▸ **What you have to do**:
Which lines in the data below contain the string "OpenJDK"? Show each one.

>>>>

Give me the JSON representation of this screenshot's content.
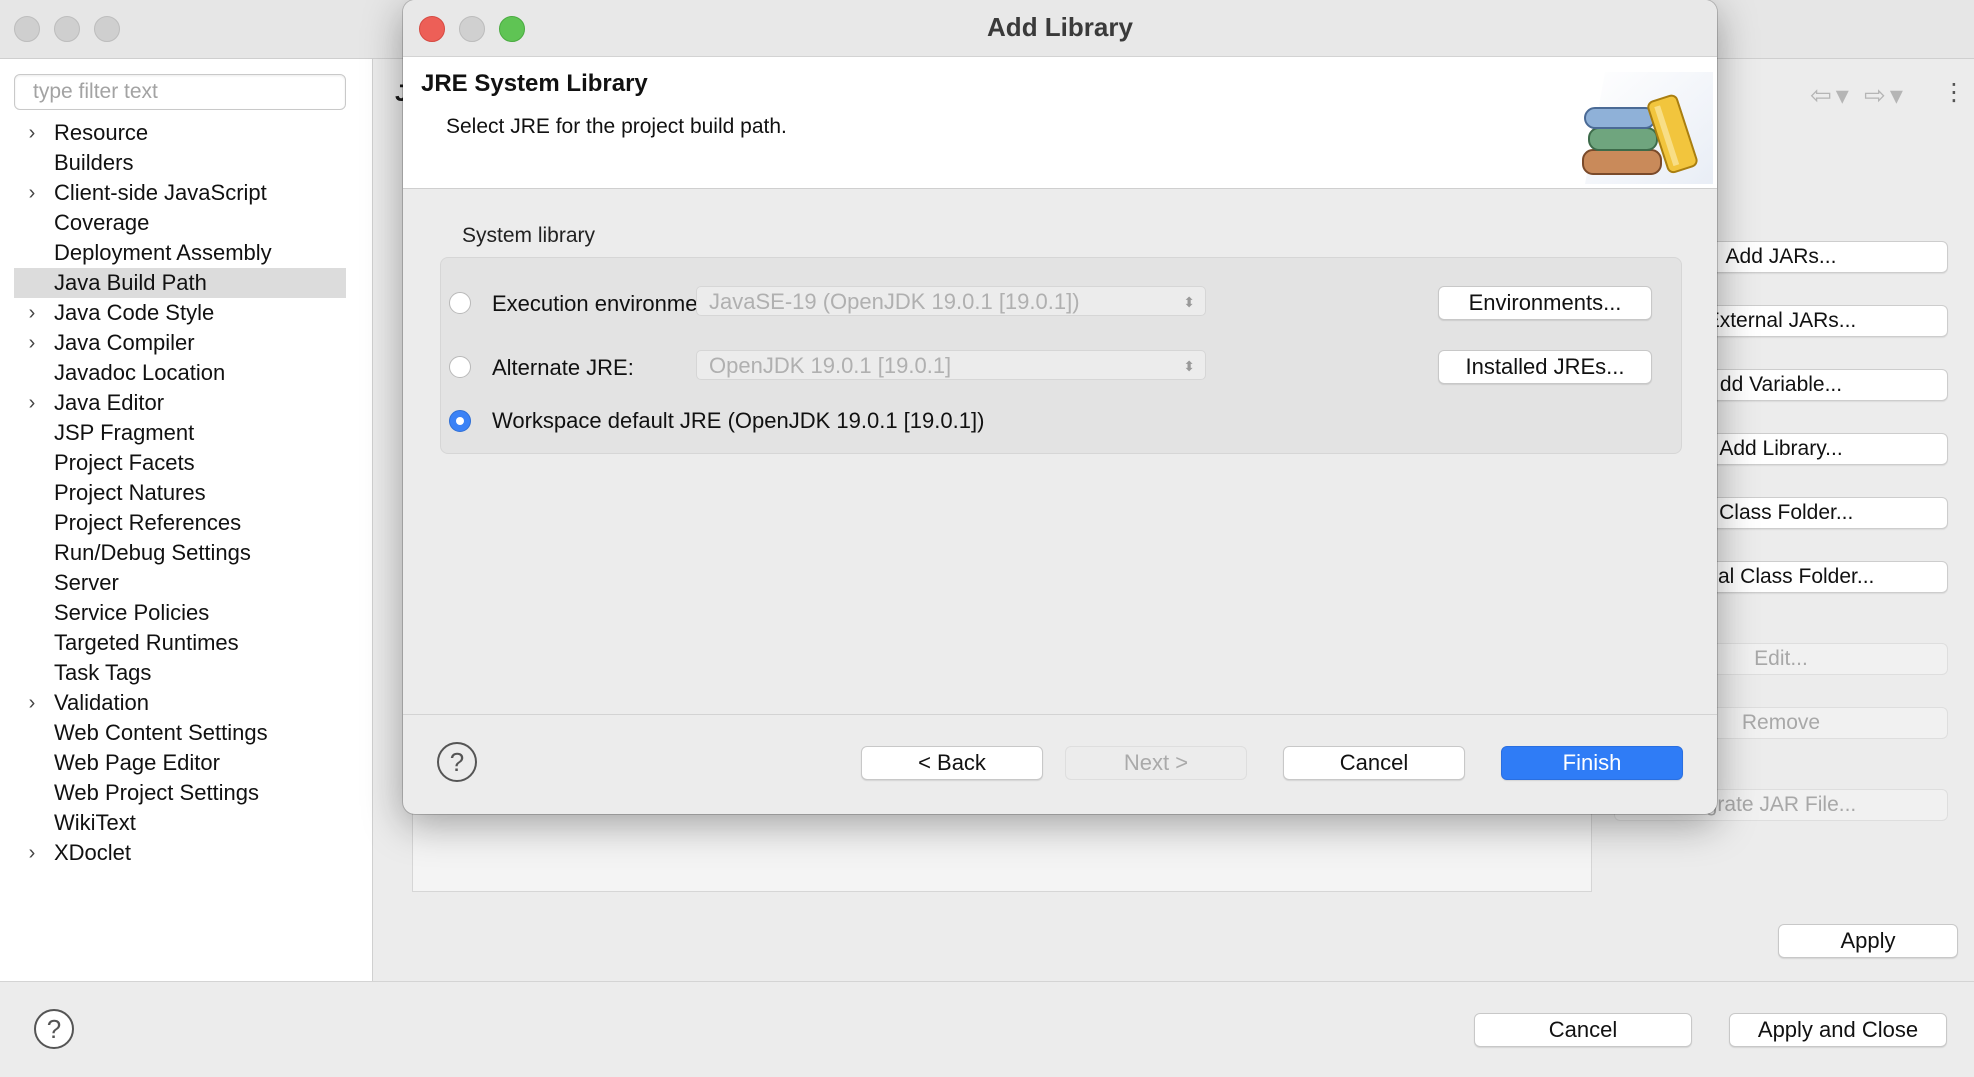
{
  "background_window": {
    "filter_placeholder": "type filter text",
    "tree_items": [
      {
        "label": "Resource",
        "expandable": true,
        "selected": false
      },
      {
        "label": "Builders",
        "expandable": false,
        "selected": false
      },
      {
        "label": "Client-side JavaScript",
        "expandable": true,
        "selected": false
      },
      {
        "label": "Coverage",
        "expandable": false,
        "selected": false
      },
      {
        "label": "Deployment Assembly",
        "expandable": false,
        "selected": false
      },
      {
        "label": "Java Build Path",
        "expandable": false,
        "selected": true
      },
      {
        "label": "Java Code Style",
        "expandable": true,
        "selected": false
      },
      {
        "label": "Java Compiler",
        "expandable": true,
        "selected": false
      },
      {
        "label": "Javadoc Location",
        "expandable": false,
        "selected": false
      },
      {
        "label": "Java Editor",
        "expandable": true,
        "selected": false
      },
      {
        "label": "JSP Fragment",
        "expandable": false,
        "selected": false
      },
      {
        "label": "Project Facets",
        "expandable": false,
        "selected": false
      },
      {
        "label": "Project Natures",
        "expandable": false,
        "selected": false
      },
      {
        "label": "Project References",
        "expandable": false,
        "selected": false
      },
      {
        "label": "Run/Debug Settings",
        "expandable": false,
        "selected": false
      },
      {
        "label": "Server",
        "expandable": false,
        "selected": false
      },
      {
        "label": "Service Policies",
        "expandable": false,
        "selected": false
      },
      {
        "label": "Targeted Runtimes",
        "expandable": false,
        "selected": false
      },
      {
        "label": "Task Tags",
        "expandable": false,
        "selected": false
      },
      {
        "label": "Validation",
        "expandable": true,
        "selected": false
      },
      {
        "label": "Web Content Settings",
        "expandable": false,
        "selected": false
      },
      {
        "label": "Web Page Editor",
        "expandable": false,
        "selected": false
      },
      {
        "label": "Web Project Settings",
        "expandable": false,
        "selected": false
      },
      {
        "label": "WikiText",
        "expandable": false,
        "selected": false
      },
      {
        "label": "XDoclet",
        "expandable": true,
        "selected": false
      }
    ],
    "content_title_fragment": "J",
    "right_buttons": [
      {
        "label": "Add JARs...",
        "enabled": true
      },
      {
        "label": "External JARs...",
        "enabled": true
      },
      {
        "label": "dd Variable...",
        "enabled": true
      },
      {
        "label": "Add Library...",
        "enabled": true
      },
      {
        "label": "l Class Folder...",
        "enabled": true
      },
      {
        "label": "ernal Class Folder...",
        "enabled": true
      },
      {
        "label": "Edit...",
        "enabled": false
      },
      {
        "label": "Remove",
        "enabled": false
      },
      {
        "label": "grate JAR File...",
        "enabled": false
      }
    ],
    "apply_label": "Apply",
    "cancel_label": "Cancel",
    "apply_close_label": "Apply and Close",
    "help_glyph": "?"
  },
  "dialog": {
    "title": "Add Library",
    "header_title": "JRE System Library",
    "header_subtitle": "Select JRE for the project build path.",
    "group_label": "System library",
    "options": {
      "exec_env_label": "Execution environment:",
      "exec_env_value": "JavaSE-19 (OpenJDK 19.0.1 [19.0.1])",
      "environments_button": "Environments...",
      "alt_jre_label": "Alternate JRE:",
      "alt_jre_value": "OpenJDK 19.0.1 [19.0.1]",
      "installed_jres_button": "Installed JREs...",
      "workspace_label": "Workspace default JRE (OpenJDK 19.0.1 [19.0.1])",
      "selected": "workspace"
    },
    "buttons": {
      "back": "< Back",
      "next": "Next >",
      "cancel": "Cancel",
      "finish": "Finish"
    },
    "help_glyph": "?",
    "colors": {
      "close": "#ed5f57",
      "minimize": "#d0d0d0",
      "zoom": "#5fc454",
      "primary": "#2f7cf6"
    }
  }
}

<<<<

▸ **Output of the task**:
      "exec_env_value": "JavaSE-19 (OpenJDK 19.0.1 [19.0.1])",
      "alt_jre_value": "OpenJDK 19.0.1 [19.0.1]",
      "workspace_label": "Workspace default JRE (OpenJDK 19.0.1 [19.0.1])",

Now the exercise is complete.